■ Work order ■
Report the lines of the data below that contain the string "description".

■ Provided data ■
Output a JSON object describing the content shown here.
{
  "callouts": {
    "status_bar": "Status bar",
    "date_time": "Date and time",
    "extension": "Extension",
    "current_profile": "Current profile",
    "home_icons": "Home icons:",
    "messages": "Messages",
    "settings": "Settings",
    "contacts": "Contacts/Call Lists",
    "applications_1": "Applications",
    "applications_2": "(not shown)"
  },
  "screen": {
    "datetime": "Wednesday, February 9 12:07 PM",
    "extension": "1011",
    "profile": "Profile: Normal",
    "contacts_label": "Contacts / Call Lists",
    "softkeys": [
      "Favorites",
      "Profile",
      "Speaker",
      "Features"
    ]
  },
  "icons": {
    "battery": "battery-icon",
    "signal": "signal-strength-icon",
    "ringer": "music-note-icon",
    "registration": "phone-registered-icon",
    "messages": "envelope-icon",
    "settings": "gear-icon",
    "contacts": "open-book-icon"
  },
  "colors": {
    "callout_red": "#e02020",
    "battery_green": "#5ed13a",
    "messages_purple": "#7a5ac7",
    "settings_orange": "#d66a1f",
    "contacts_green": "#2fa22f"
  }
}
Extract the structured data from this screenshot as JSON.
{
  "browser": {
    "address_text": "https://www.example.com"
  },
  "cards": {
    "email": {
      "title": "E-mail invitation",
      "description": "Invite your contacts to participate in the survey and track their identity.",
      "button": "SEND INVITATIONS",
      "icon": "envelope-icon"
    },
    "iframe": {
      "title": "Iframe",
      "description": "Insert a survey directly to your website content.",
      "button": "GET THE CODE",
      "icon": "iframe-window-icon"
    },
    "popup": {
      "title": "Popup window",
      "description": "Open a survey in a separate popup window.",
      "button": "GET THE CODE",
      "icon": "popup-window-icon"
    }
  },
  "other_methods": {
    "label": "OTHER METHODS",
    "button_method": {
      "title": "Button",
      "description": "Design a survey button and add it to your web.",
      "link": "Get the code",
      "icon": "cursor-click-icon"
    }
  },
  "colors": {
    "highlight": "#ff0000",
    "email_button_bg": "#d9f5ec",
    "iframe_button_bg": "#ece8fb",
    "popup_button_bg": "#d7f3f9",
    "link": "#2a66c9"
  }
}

■ Exercise solution ■
      "description": "Invite your contacts to participate in the survey and track their identity.",
      "description": "Insert a survey directly to your website content.",
      "description": "Open a survey in a separate popup window.",
      "description": "Design a survey button and add it to your web.",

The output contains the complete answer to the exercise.